Piero's works betray a spirit of great diversity distinct from those of others, for he was endowed with a subtlety for investigating curious matters in nature, and executed them without a thought for the time or labour, but solely for his delight and pleasure in art. It could not be otherwise, for so devoted was lie to art that he neglected his material comforts, and his habitual food consisted of hard-boiled eggs, which he cooked while he was boiling his glue, to save the firing. He would cook not six or eight at a time, but a good fifty, and would eat them one by one from a basket in which he kept them. He adhered so strictly to this manner of life that others seemed to him to be in slavery by comparison. The crying of babies irritated him, and so did the coughing of men, the sound of bells, the singing of the friars. When it rained hard he loved to see the water rushing off the roofs and splashing on to the ground. He was much afraid of lightning and was terrified of the thunder. He would wrap himself up in his mantle, shut up the windows and doors of the room and crouch into a corner until the fury of the storm had passed. His conversation was so various and diversified that some of his sayings made his hearers burst with laughter. But in his old age, when eighty years old, he became so strange and eccentric that he was unbearable. He would not allow his apprentices to be about him, so that he obtained less and less assistance by his uncouthness. He wanted to work, and not being able on account of the paralysis, he became so enraged that he would try to force his helpless hands, while he doddered about and the brush and maul-stick fell from his grasp, a pitiful sight to behold. The flies annoyed him, and he hated the dark. Thus fallen sick of old age, he was visited by a friend who begged him to make his peace with God. Bu he did not think he was going to die and kept putting it off. It was not that he was bad or without faith, for though his life had been uncouth lie was full of zeal. He spoke sometimes of long wasting sicknesses and gradual dying, and its wretchedness.
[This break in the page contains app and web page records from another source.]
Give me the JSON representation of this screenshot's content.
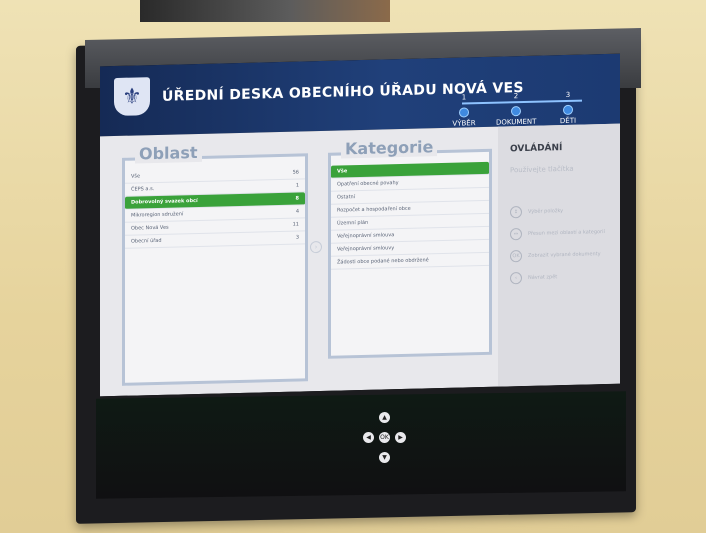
{
  "header": {
    "title": "ÚŘEDNÍ DESKA OBECNÍHO ÚŘADU NOVÁ VES",
    "steps": [
      {
        "num": "1",
        "label": "VÝBĚR"
      },
      {
        "num": "2",
        "label": "DOKUMENT"
      },
      {
        "num": "3",
        "label": "DĚTI"
      }
    ]
  },
  "oblast": {
    "title": "Oblast",
    "rows": [
      {
        "label": "Vše",
        "count": "56"
      },
      {
        "label": "ČEPS a.s.",
        "count": "1"
      },
      {
        "label": "Dobrovolný svazek obcí",
        "count": "8"
      },
      {
        "label": "Mikroregion sdružení",
        "count": "4"
      },
      {
        "label": "Obec Nová Ves",
        "count": "11"
      },
      {
        "label": "Obecní úřad",
        "count": "3"
      }
    ],
    "active_index": 2
  },
  "kategorie": {
    "title": "Kategorie",
    "rows": [
      "Vše",
      "Opatření obecné povahy",
      "Ostatní",
      "Rozpočet a hospodaření obce",
      "Územní plán",
      "Veřejnoprávní smlouva",
      "Veřejnoprávní smlouvy",
      "Žádosti obce podané nebo obdržené"
    ],
    "active_index": 0
  },
  "ovladani": {
    "title": "OVLÁDÁNÍ",
    "subtitle": "Používejte tlačítka",
    "items": [
      {
        "icon": "arrow-up-down-icon",
        "text": "Výběr položky"
      },
      {
        "icon": "arrow-left-right-icon",
        "text": "Přesun mezi oblastí a kategorií"
      },
      {
        "icon": "ok-icon",
        "text": "Zobrazit vybrané dokumenty"
      },
      {
        "icon": "back-icon",
        "text": "Návrat zpět"
      }
    ]
  },
  "keypad": {
    "ok_label": "OK"
  },
  "colors": {
    "header_blue": "#20407a",
    "active_green": "#3aa23a",
    "panel_border": "#b7c3d6"
  }
}
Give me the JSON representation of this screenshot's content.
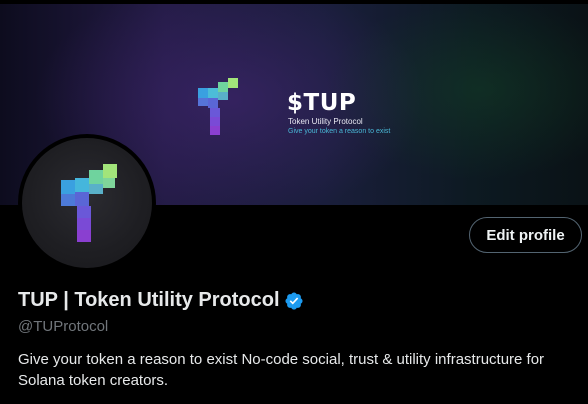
{
  "banner": {
    "ticker": "$TUP",
    "name": "Token Utility Protocol",
    "tagline": "Give your token a reason to exist",
    "logo_icon": "tup-cube-logo-icon"
  },
  "avatar": {
    "logo_icon": "tup-cube-logo-icon"
  },
  "actions": {
    "edit_profile_label": "Edit profile"
  },
  "profile": {
    "display_name": "TUP | Token Utility Protocol",
    "verified_icon": "verified-badge-icon",
    "handle": "@TUProtocol",
    "bio": "Give your token a reason to exist No-code social, trust & utility infrastructure for Solana token creators."
  },
  "colors": {
    "background": "#000000",
    "text_primary": "#e7e9ea",
    "text_secondary": "#71767b",
    "verified_blue": "#1d9bf0",
    "button_border": "#536471"
  }
}
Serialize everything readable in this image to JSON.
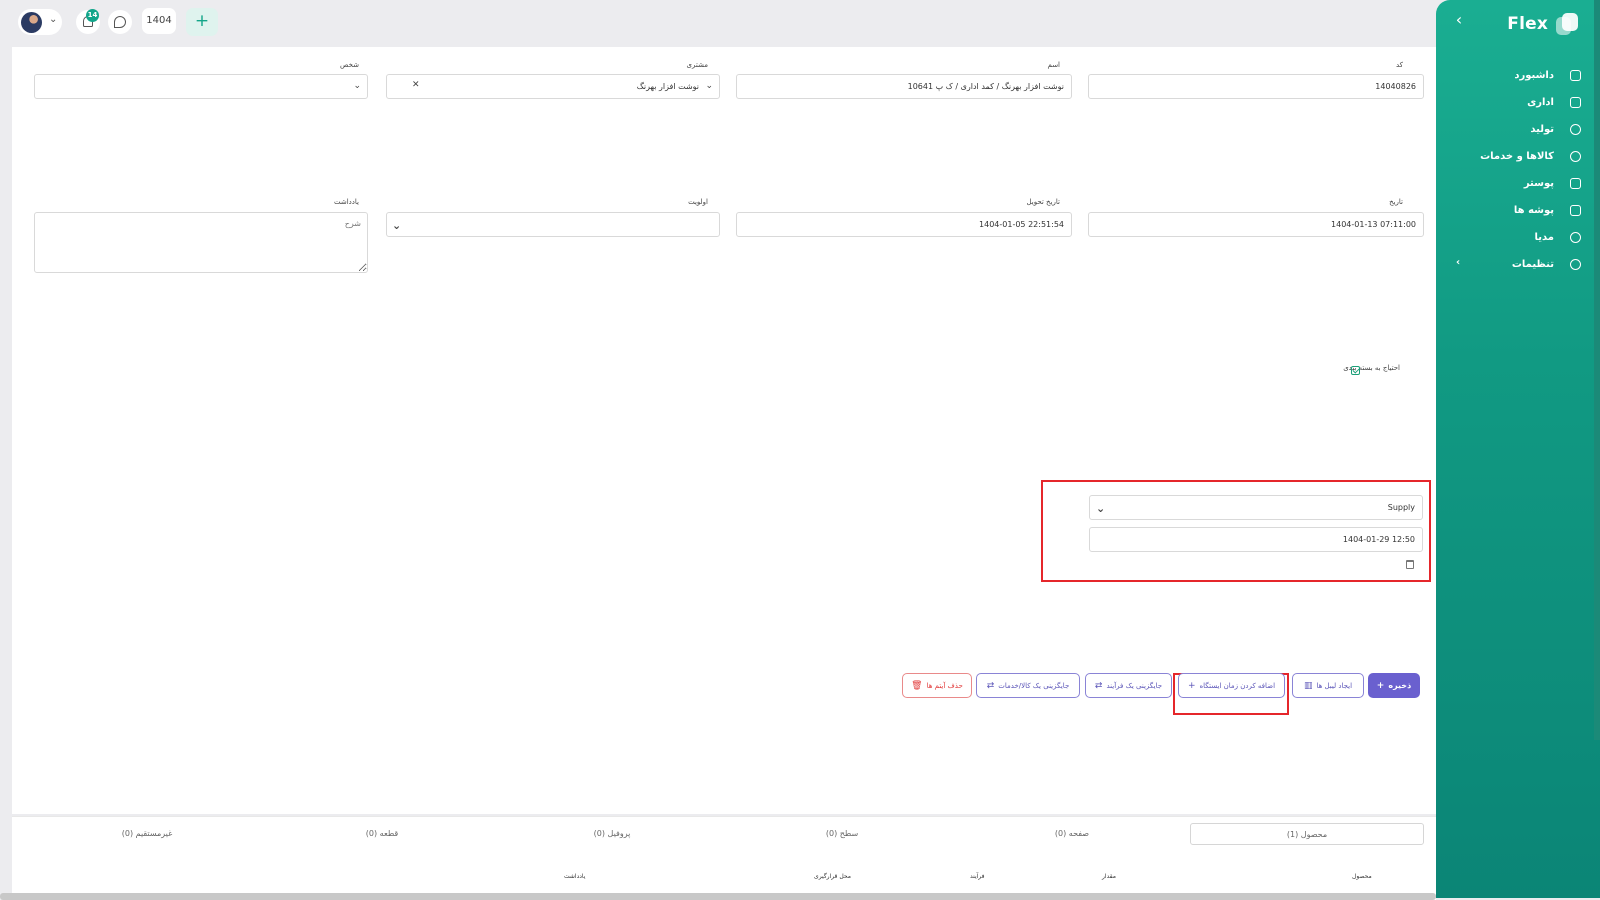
{
  "app": {
    "brand": "Flex",
    "collapse_icon": "chevron-left-icon"
  },
  "sidebar": {
    "items": [
      {
        "label": "داشبورد",
        "icon": "home-icon"
      },
      {
        "label": "اداری",
        "icon": "briefcase-icon"
      },
      {
        "label": "تولید",
        "icon": "factory-icon"
      },
      {
        "label": "کالاها و خدمات",
        "icon": "box-icon"
      },
      {
        "label": "پوستر",
        "icon": "image-icon"
      },
      {
        "label": "پوشه ها",
        "icon": "folder-icon"
      },
      {
        "label": "مدیا",
        "icon": "media-icon"
      },
      {
        "label": "تنظیمات",
        "icon": "gear-icon",
        "has_submenu": true
      }
    ]
  },
  "topbar": {
    "notifications_count": "14",
    "year": "1404",
    "add_symbol": "+"
  },
  "form": {
    "code_label": "کد",
    "code_value": "14040826",
    "name_label": "اسم",
    "name_value": "نوشت افزار بهرنگ / کمد اداری / ک پ 10641",
    "customer_label": "مشتری",
    "customer_value": "نوشت افزار بهرنگ",
    "person_label": "شخص",
    "person_value": "",
    "date_label": "تاریخ",
    "date_value": "1404-01-13 07:11:00",
    "delivery_label": "تاریخ تحویل",
    "delivery_value": "1404-01-05 22:51:54",
    "priority_label": "اولویت",
    "priority_value": "",
    "notes_label": "یادداشت",
    "notes_placeholder": "شرح",
    "packaging_label": "احتیاج به بسته بندی",
    "packaging_checked": true
  },
  "station": {
    "type_value": "Supply",
    "datetime_value": "1404-01-29 12:50"
  },
  "actions": {
    "save": "ذخیره",
    "create_labels": "ایجاد لیبل ها",
    "add_station_time": "اضافه کردن زمان ایستگاه",
    "replace_process": "جایگزینی یک فرآیند",
    "replace_product": "جایگزینی یک کالا/خدمات",
    "delete_items": "حذف آیتم ها"
  },
  "tabs": [
    {
      "label": "محصول (1)",
      "active": true
    },
    {
      "label": "صفحه (0)"
    },
    {
      "label": "سطح (0)"
    },
    {
      "label": "پروفیل (0)"
    },
    {
      "label": "قطعه (0)"
    },
    {
      "label": "غیرمستقیم (0)"
    }
  ],
  "table": {
    "headers": [
      "محصول",
      "مقدار",
      "فرآیند",
      "محل قرارگیری",
      "یادداشت"
    ]
  },
  "colors": {
    "sidebar": "#11a58a",
    "primary_button": "#6a60cf",
    "highlight_frame": "#e5262b"
  }
}
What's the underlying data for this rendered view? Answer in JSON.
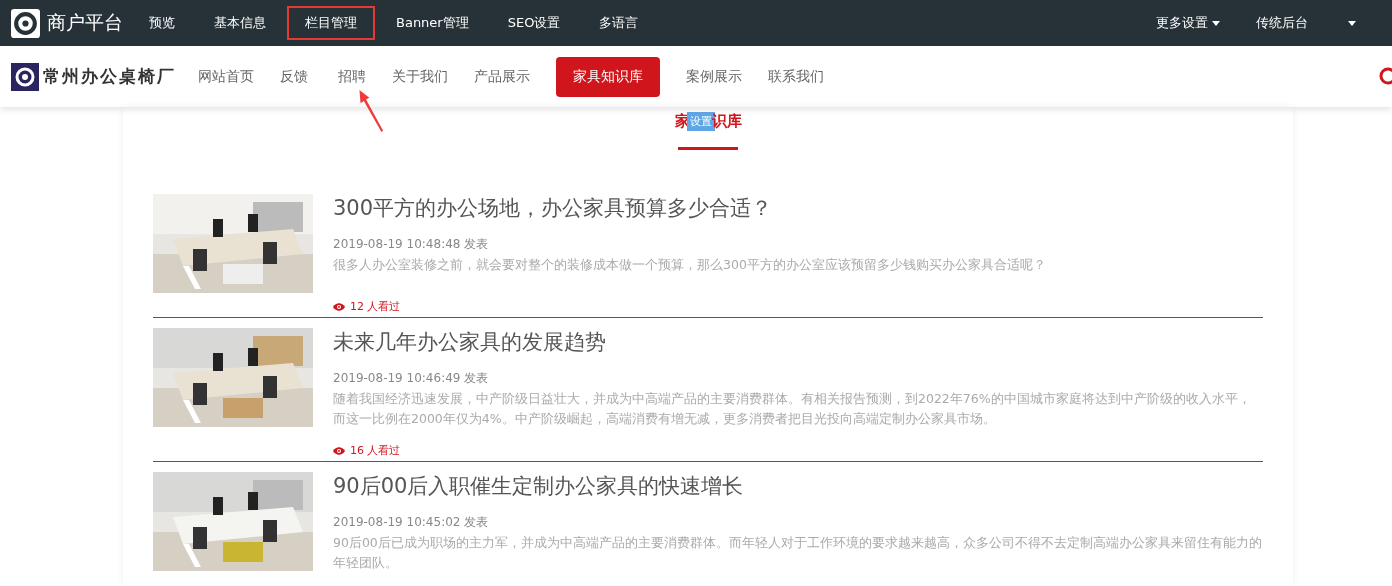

He abused physicians and apothecaries, saying that they made their patients die of hunger, in addition to tormenting them with syrups, medicines, clysters and other tortures, such as not allowing them to sleep when drowsy. He also spoke of the distress of making a will, seeing relations weep, and being in a room in the dark. He praised capital punishment, saying it was a fine thing to go to death in the open air amid a throng of people, being comforted with sweetmeats and kind words, the priest and people praying for you, and then going with the angels to Paradise, and that those were very fortunate who died suddenly. And thus he went on with these most extraordinary notions, twisting things to the strangest imaginable meanings. After such a curious life he was found dead one morning at the foot of the stairs, in 1521, and was buried in S. Pier Maggiore. He had several pupils, among them Andrea del Sarto, who counted for many. His portrait' 8 is obtained from Francesco da S. Gallo, who did it when Piero was an old man, for he was a great and intimate friend. I must not omit to say that this Francesco has a very fine head of Cleopatra by Piero, with the serpent about her neck,' and two portraits, one of Giuliano, his father, the other of Giamberti, his grandfather, most life-like.1 The Sermon on the Mount, painted in 1482.2 For the carnival of 1511.3 Now in the Uffizi Gallery.4 Probably the picture in the Berlin Gallery.5 It represents a Madonna and saints, painted about 1500.6 Probably the picture now in the Louvre.7 The Immaculate Conception now in the Uffizi.8 Now in the Mauritshuis at The Hague.